Last night, while I slept, I found myself standing on the set of Next Generation. I was in my red ensign's uniform, and LeVar was in Geordi's gold engineering uniform. We were in Geordi's quarters, and the entire crew was waiting to roll the cameras on an important scene.
But I had no idea why I was there, what my lines were, or what the scene was about. I hadn't done my homework. I hadn't prepared my scene. I was about to be in big trouble.
I have dreams like this from time to time. I call them "stress dreams", because when I wake up from them, I feel really stressed out, and I don't feel rested at all. I've heard other people describe similar dreams, ones where they can't remember something they were supposed to do while someone important waits for them to do it, or ones where they find themselves naked in the middle of a crowd.

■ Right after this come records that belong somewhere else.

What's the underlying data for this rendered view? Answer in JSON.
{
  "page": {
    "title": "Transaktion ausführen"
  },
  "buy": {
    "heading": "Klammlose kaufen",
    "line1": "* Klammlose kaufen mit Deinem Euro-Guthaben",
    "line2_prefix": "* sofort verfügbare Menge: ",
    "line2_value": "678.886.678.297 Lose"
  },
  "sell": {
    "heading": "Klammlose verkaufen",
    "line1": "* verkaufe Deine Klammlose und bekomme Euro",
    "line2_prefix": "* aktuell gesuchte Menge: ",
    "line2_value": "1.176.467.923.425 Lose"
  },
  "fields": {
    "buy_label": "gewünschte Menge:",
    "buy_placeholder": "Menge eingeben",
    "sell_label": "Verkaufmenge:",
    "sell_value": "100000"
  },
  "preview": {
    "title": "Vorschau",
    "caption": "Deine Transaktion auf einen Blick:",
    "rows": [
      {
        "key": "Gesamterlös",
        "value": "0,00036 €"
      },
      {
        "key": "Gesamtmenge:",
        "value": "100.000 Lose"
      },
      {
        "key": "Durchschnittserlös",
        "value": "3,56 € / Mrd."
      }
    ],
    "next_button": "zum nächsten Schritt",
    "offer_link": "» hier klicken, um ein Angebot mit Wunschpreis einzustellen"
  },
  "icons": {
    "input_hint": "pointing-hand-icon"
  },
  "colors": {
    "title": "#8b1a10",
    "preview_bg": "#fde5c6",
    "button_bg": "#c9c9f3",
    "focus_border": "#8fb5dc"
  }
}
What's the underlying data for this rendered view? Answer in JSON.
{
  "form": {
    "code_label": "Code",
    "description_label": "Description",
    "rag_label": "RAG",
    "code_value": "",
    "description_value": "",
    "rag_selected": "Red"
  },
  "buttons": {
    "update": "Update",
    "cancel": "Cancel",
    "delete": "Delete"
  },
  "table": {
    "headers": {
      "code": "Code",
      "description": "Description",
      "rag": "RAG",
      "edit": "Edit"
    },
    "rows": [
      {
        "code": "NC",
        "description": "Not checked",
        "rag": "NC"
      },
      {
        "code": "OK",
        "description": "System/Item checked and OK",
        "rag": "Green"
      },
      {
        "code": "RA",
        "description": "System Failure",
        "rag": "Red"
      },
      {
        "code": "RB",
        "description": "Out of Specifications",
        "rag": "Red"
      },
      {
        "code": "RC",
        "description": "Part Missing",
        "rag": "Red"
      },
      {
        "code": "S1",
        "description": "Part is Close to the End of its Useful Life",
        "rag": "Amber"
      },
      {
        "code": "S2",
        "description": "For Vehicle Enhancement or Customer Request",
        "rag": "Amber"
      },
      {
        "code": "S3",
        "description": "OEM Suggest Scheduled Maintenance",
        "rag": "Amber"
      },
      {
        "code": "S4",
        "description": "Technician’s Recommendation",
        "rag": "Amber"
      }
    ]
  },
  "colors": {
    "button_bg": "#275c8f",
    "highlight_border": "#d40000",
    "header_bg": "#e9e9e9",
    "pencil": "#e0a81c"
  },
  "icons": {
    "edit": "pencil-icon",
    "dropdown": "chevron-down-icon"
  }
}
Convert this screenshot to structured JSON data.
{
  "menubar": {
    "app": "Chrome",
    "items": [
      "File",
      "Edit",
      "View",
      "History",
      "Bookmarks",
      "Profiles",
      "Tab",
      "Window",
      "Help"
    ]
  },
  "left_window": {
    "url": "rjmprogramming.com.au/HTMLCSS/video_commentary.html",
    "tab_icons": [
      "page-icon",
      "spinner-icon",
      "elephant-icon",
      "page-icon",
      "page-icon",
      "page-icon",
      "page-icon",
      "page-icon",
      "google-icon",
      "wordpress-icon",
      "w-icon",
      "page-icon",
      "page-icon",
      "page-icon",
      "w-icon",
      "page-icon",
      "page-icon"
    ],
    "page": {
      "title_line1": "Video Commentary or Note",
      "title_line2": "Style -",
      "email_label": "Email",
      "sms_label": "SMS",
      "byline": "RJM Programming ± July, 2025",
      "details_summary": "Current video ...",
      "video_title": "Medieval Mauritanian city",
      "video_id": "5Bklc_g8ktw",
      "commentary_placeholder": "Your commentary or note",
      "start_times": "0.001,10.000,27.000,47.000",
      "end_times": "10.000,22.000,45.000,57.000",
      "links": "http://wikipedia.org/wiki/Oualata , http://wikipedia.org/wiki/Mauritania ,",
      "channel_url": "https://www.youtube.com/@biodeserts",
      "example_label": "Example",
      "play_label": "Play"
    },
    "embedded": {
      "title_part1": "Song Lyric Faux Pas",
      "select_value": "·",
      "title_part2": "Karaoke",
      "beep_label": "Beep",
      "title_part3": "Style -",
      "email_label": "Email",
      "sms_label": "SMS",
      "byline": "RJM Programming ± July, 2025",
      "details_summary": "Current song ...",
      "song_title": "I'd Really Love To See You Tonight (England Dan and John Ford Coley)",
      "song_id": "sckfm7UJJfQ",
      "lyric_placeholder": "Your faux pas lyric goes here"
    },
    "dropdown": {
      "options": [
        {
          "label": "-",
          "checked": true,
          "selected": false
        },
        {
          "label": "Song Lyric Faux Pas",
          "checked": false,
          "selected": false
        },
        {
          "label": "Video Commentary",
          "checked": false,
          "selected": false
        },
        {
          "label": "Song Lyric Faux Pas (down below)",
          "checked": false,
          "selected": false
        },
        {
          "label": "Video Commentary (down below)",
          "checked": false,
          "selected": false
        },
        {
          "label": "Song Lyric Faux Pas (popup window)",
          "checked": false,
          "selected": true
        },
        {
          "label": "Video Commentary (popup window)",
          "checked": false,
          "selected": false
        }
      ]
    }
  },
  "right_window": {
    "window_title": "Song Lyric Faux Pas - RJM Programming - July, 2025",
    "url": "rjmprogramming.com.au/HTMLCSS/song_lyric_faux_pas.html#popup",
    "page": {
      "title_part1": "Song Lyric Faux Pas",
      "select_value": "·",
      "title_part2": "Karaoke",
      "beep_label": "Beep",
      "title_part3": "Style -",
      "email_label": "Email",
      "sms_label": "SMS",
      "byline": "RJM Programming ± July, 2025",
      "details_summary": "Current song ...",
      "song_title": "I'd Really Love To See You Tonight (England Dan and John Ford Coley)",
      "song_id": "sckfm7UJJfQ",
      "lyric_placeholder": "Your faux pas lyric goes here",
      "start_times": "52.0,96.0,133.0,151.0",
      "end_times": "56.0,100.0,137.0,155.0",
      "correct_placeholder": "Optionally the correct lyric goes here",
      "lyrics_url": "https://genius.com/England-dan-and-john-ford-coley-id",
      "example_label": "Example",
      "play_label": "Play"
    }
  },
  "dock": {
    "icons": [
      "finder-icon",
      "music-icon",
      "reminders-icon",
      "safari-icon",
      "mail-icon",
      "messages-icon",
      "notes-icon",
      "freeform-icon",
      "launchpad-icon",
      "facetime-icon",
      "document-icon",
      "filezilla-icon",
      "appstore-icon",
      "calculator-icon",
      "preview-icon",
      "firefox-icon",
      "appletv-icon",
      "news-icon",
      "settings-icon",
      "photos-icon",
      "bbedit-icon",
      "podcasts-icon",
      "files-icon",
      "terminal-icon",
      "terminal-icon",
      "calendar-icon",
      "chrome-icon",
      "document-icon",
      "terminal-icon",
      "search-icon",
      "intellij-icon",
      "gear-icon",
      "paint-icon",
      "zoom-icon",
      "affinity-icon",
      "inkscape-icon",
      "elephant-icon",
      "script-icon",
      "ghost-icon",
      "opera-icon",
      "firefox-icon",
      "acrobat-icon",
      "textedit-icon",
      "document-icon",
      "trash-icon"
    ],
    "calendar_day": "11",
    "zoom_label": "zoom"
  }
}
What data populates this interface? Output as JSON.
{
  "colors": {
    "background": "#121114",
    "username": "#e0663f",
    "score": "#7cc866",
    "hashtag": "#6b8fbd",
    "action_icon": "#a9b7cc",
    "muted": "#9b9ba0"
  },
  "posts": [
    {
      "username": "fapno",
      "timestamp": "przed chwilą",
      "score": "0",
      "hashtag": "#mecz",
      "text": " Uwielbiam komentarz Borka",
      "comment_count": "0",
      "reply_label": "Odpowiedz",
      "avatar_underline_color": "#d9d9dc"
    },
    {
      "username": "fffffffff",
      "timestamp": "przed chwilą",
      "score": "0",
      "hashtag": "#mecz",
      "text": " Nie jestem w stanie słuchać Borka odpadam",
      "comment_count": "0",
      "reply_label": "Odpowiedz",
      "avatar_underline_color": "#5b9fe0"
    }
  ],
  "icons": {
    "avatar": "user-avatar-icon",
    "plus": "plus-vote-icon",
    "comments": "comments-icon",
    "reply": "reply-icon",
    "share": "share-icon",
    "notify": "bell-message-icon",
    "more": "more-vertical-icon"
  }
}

My stress dreams are always the same: I'm either on an audition and I don't know what it's for, or I'm on the set of a TV show and I realize that I haven't learned my lines.
Last night, though, was the first time in my thirty-nine years of dreaming that I had a stress dream that put me on the set of Next Generation, which is probably the only reason I remember so many details so clearly: Geordi's quarters had been built on Stage 8. There was a mantle over his bed with a bunch of futuristic knick-knacks on it, including a block of wood with a 20th century book leaning against it. The script, though, is the thing that stands out the most clearly to me: the script wasn't a traditional script of 8x10 paper, punched three times and held together with brass brads. This script was a WIRED magazine. All the lines and descriptions were written as they usually are, but they were inside an issue of WIRED magazine.
So I was on the set, and we were about to roll, and I realized that I didn't know my lines. It seemed that I knew what the scene was about in a general sense, and why Wesley was there, but I didn't know the exact words. So I improvised, got through the take, and then picked up the script -- actually a WIRED magazine -- off the top of an apple box next to the script supervisor. I flipped through it, and couldn't find the scene we were filming. That's when I remembered that I had decided to learn the scene that morning, during makeup, rehearsal, and the time between blocking and shooting (this is something I'd never do in real life, because it's profoundly unprofessional)... and I hadn't done it for some reason.
"Are you okay, Wil?" The script supervisor, Cosmo, asked me.
"I can't find the goddamn scene," I said.
"It's right here," he said, turning pages past where I was. I realized that I thought the scene took place earlier in the script than it did. How could I be so unprepared? I thought briefly about just owning up to not knowing anything about why I was there, but at that moment, I flipped to the correct page, and saw the scene we were filming. I scanned the dialog, and saw that Wesley was in Geordi's quarters because he wanted to learn all about 20th century woodworking. Wesley had about a quarter page of dialog about it, and it was all exposition.
What. The. Fuck.
Even in my dreams, the writers don't give me anything good to do in a scene. No wonder I didn't learn my damn lines.
I woke up and looked at the clock. It was 4:17 and I had a splitting headache from tucking my chin down into my chest. I sat up and drank some water. My head throbbed as the dream I'd just had replayed itself in that blurry montage your brain gives you when you wake up at 4:17 in the morning. I woke up enough to cement the details in my memory, so I could write about them today.
Seamus, asleep at my feet, grumbled, stood up, and stretched himself out along my left leg. I reached out my hand and patted him on his head. He sighed. We both went back to sleep.